Data about app and page elements:
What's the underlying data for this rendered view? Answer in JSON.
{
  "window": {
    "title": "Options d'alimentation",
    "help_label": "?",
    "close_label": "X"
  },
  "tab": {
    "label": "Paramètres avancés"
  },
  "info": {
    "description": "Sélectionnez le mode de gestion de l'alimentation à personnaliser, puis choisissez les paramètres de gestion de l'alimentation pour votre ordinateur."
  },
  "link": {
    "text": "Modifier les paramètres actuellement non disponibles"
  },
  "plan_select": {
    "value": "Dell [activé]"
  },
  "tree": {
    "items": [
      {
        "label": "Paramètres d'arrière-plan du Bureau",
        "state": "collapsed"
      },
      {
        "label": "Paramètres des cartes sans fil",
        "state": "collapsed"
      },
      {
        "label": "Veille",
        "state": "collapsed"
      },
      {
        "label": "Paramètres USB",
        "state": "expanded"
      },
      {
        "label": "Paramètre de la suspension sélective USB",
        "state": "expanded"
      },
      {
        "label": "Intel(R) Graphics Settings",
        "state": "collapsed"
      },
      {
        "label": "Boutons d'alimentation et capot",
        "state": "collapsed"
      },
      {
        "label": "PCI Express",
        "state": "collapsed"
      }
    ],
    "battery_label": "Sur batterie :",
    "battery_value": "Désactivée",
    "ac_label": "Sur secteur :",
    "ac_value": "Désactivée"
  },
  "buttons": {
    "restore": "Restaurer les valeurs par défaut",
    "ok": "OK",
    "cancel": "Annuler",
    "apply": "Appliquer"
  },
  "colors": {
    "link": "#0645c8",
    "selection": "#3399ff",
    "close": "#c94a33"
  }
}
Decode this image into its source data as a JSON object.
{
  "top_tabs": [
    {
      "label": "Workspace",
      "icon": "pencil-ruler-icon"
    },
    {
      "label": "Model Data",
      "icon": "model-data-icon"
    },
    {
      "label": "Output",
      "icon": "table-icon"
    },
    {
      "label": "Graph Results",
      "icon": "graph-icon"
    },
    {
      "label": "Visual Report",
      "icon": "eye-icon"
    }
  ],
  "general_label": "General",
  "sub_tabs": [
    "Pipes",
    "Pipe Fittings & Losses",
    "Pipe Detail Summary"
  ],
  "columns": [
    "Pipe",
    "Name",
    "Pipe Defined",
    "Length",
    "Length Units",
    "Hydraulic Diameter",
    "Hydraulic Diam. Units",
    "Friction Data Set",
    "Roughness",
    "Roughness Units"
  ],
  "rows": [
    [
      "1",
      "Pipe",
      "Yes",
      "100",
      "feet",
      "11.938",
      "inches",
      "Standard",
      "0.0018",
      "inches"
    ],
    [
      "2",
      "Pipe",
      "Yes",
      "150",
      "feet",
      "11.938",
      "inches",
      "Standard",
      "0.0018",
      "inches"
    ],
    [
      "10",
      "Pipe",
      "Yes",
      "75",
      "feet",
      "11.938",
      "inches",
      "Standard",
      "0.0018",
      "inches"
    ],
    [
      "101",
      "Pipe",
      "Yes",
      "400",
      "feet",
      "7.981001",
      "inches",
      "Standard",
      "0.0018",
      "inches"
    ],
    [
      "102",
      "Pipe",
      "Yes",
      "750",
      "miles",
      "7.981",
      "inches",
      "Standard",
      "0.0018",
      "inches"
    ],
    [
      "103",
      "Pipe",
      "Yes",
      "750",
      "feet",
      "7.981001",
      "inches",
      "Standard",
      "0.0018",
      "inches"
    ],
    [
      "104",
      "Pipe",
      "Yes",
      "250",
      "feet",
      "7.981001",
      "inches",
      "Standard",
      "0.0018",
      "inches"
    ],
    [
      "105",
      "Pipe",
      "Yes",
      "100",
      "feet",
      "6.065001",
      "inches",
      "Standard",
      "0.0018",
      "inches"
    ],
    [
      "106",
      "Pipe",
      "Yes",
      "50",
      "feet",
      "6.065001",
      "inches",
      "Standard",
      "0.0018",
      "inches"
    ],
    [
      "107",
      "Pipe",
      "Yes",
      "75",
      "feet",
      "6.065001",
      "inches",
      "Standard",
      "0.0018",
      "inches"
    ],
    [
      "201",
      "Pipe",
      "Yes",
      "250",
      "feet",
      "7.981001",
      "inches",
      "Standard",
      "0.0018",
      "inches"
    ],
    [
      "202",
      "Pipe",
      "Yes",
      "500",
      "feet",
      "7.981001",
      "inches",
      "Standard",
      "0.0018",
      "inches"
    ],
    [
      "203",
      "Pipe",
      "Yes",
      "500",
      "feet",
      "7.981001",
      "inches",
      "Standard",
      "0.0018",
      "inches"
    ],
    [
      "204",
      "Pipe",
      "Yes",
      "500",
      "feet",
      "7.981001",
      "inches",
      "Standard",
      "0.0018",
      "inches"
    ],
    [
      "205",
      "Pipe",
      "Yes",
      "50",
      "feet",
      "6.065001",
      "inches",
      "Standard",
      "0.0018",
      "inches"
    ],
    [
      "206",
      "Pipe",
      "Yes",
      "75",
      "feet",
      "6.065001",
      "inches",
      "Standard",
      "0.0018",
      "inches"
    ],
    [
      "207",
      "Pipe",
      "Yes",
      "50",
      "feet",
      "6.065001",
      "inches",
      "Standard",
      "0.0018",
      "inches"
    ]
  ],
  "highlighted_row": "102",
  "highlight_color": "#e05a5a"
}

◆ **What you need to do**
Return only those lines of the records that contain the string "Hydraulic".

◆ **Exercise answer**
    "Hydraulic Diameter",
    "Hydraulic Diam. Units",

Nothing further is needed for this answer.